Object number
Walker, Robert - Artist
Production date
Mid 17th century
Oil Paint
Oil on canvas
Height: 755mmmm
Width: 625mmmm
Height (of frame): 980mmmm
Width (of frame): 860mmmm

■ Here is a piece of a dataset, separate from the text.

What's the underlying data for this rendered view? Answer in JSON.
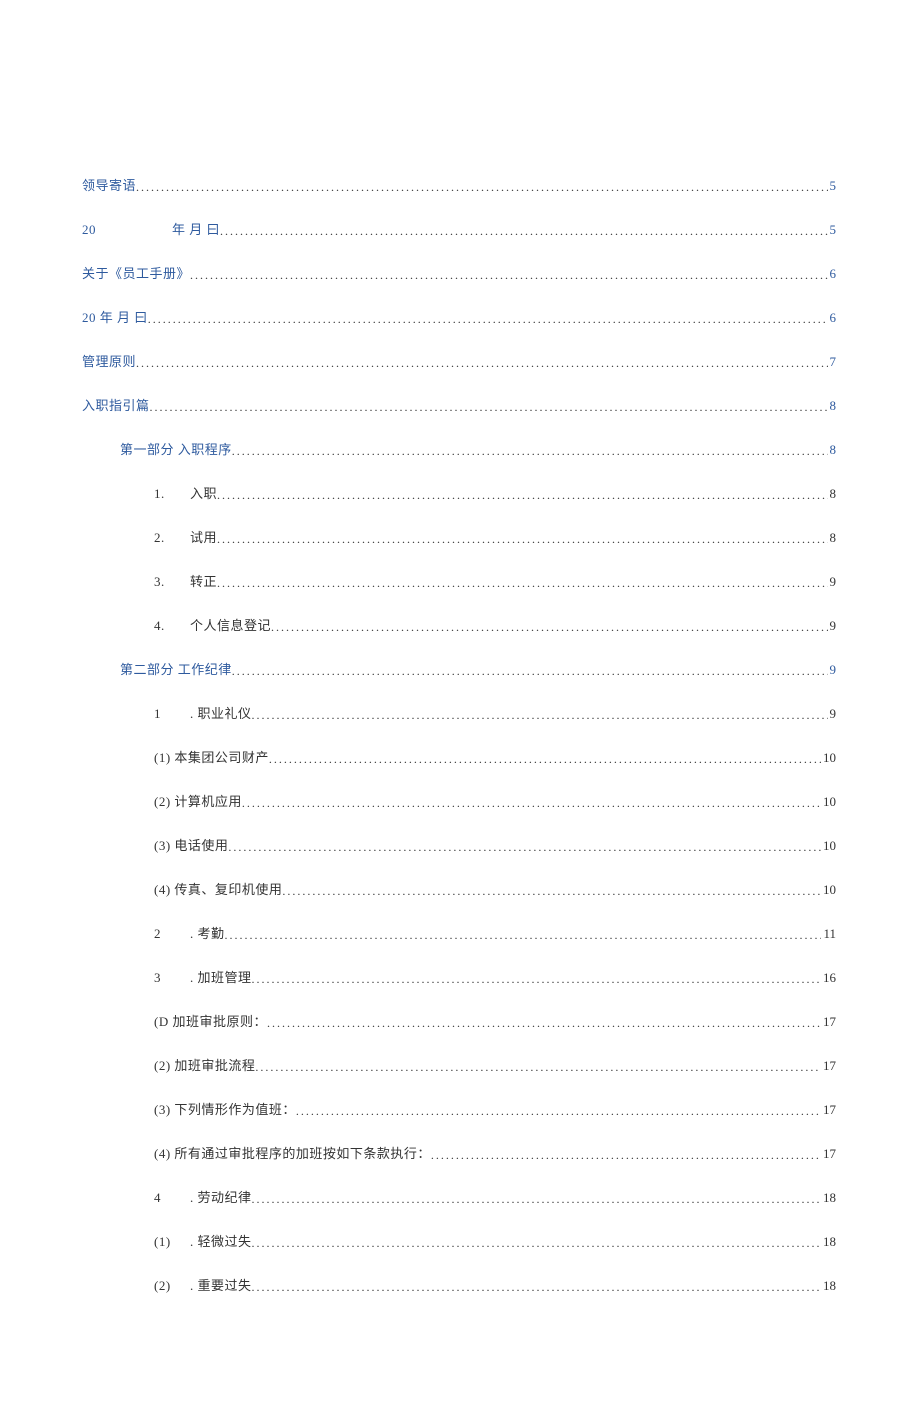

    Charles Fleetwood (c 1618 - 92), English Parliamentarian cavalry commander and politician, son-in-law of Oliver Cromwell (1599 - 1658) and nominally Lord Deputy of Ireland 1654 - 1657, led the military junta that seized control of government on the eve of the Restoration of the monarchy in 1660. Fleetwood aligned himself with the anti-monarchist cause early in the Civil War (1642 - 51). In 1644, he commanded a regiment in the Eastern Association, defending Parliamentarian interests in East Anglia. An Independent Congregationalist, Fleetwood was popular with religious radicals in the army. He became Member of Parliament for Marlborough in 1646. Under the Commonwealth (1649 - 53), following Charles I’s execution, the governorship of Ireland passed to Fleetwood after Henry Ireton’s death in 1651. In 1652, Fleetwood, a widower, married Ireton’s widow, Bridget (d 1662), Cromwell’s eldest daughter. Fleetwood’s administration of the Act of Settlement in Ireland, entailing the transfer of Catholic holdings to Protestant colonists, led to unrest. When the lapsed title of Lord Deputy of Ireland was reintroduced in 1654, Fleetwood adopted it but was recalled the following year and effectively replaced in 1657. Under Cromwell’s Protectorate (1653 - 8), Fleetwood had responsibility for East Anglia during the short-lived Rule of the Major Generals (1655 - 6). He became Commander-in-Chief of the British army in 1659 but the newly reinstated ‘Rump’ parliament withdrew his commission when he resisted their attempts to constrain him. Parliament itself was then ousted by a military regime, headed by Fleetwood. This was widely condemned and Fleetwood’s commission was terminated. Though not accused of regicide, he was obliged to withdraw from public life after the Restoration.

    This bust-length portrait of Fleetwood shows him at the age of about forty, against a subdued, ochre-coloured background. He is wearing armour and is turned to his left, looking back toward the viewer. His ‘buff’ coat, the cavalryman’s customary brown leather tunic, can just be made out behind his right shoulder. Worn by cavalry officers on both sides of the political divide in mid-seventeenth-century England, armour of this kind can be seen equally in portraits of royalists, such as Thomas Wentworth and Edmund Verney, and in those of Fleetwood’s fellow Cromwellians, Henry Ireton and Arthur Haselrig. Although Fleetwood’s appointment as Commander-in-Chief of the army in 1659 might have been the occasion for the painting, it is more convincing as the portrait of a suitor for Cromwell’s widowed daughter in the early 1650s than as the image of a powerful military leader or religious zealot.

    The attribution of the Society’s picture to the English artist Robert Walker (c 1595/1610 - c 1659) goes back at least to Thomas Kerrich’s day and presumably derives from the fact that, in the caption to Houbraken’s published engraving, Walker is cited as the artist responsible for the portrait on which the print was based. Although an alternative ascription to the contemporary English portraitist John Hayls should be noted, the attribution to Walker is plausible. Walker’s self-portrait, in London’s National Portrait Gallery, certainly exhibits qualities also found in Fleetwood’s picture, such as the romantic pose, hollow-cheeked and brightly lit face, dark eyes and freely painted wavy hair.